» WHAT THE TASK REQUIRES: Only the text should be kept: print every entry below exactly and leave each image out.
Segment Start: PROVIDED RECORDS
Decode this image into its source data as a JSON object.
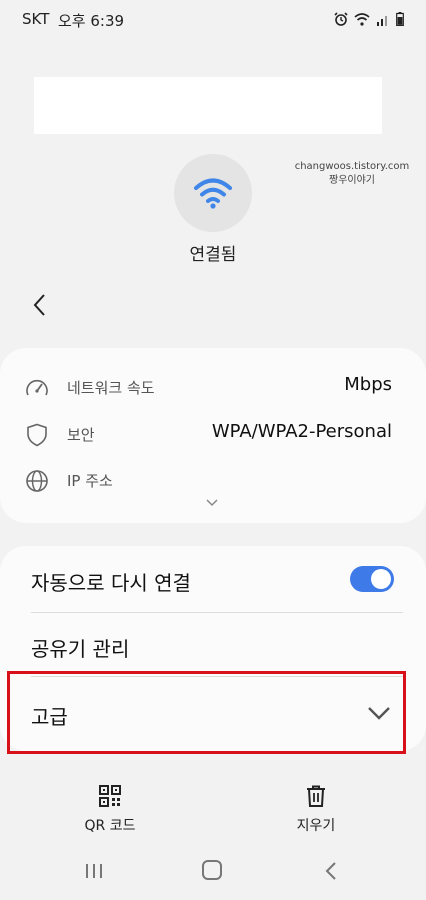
{
  "status_bar": {
    "carrier": "SKT",
    "time": "오후 6:39"
  },
  "watermark": {
    "line1": "changwoos.tistory.com",
    "line2": "짱우이야기"
  },
  "connection": {
    "status": "연결됨"
  },
  "info": {
    "network_speed": {
      "label": "네트워크 속도",
      "value": "Mbps"
    },
    "security": {
      "label": "보안",
      "value": "WPA/WPA2-Personal"
    },
    "ip": {
      "label": "IP 주소",
      "value": ""
    }
  },
  "settings": {
    "auto_reconnect": {
      "label": "자동으로 다시 연결",
      "enabled": true
    },
    "router_manage": {
      "label": "공유기 관리"
    },
    "advanced": {
      "label": "고급"
    }
  },
  "actions": {
    "qr": "QR 코드",
    "forget": "지우기"
  },
  "colors": {
    "accent": "#3e7ae8",
    "wifi_icon": "#3f86e8",
    "highlight": "#d8101a"
  }
}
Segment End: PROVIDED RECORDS
» TASK RESPONSE:
Decode this image into its source data as a JSON object.
{
  "status_bar": {
    "carrier": "SKT",
    "time": "오후 6:39"
  },
  "watermark": {
    "line1": "changwoos.tistory.com",
    "line2": "짱우이야기"
  },
  "connection": {
    "status": "연결됨"
  },
  "info": {
    "network_speed": {
      "label": "네트워크 속도",
      "value": "Mbps"
    },
    "security": {
      "label": "보안",
      "value": "WPA/WPA2-Personal"
    },
    "ip": {
      "label": "IP 주소",
      "value": ""
    }
  },
  "settings": {
    "auto_reconnect": {
      "label": "자동으로 다시 연결",
      "enabled": true
    },
    "router_manage": {
      "label": "공유기 관리"
    },
    "advanced": {
      "label": "고급"
    }
  },
  "actions": {
    "qr": "QR 코드",
    "forget": "지우기"
  },
  "colors": {
    "accent": "#3e7ae8",
    "wifi_icon": "#3f86e8",
    "highlight": "#d8101a"
  }
}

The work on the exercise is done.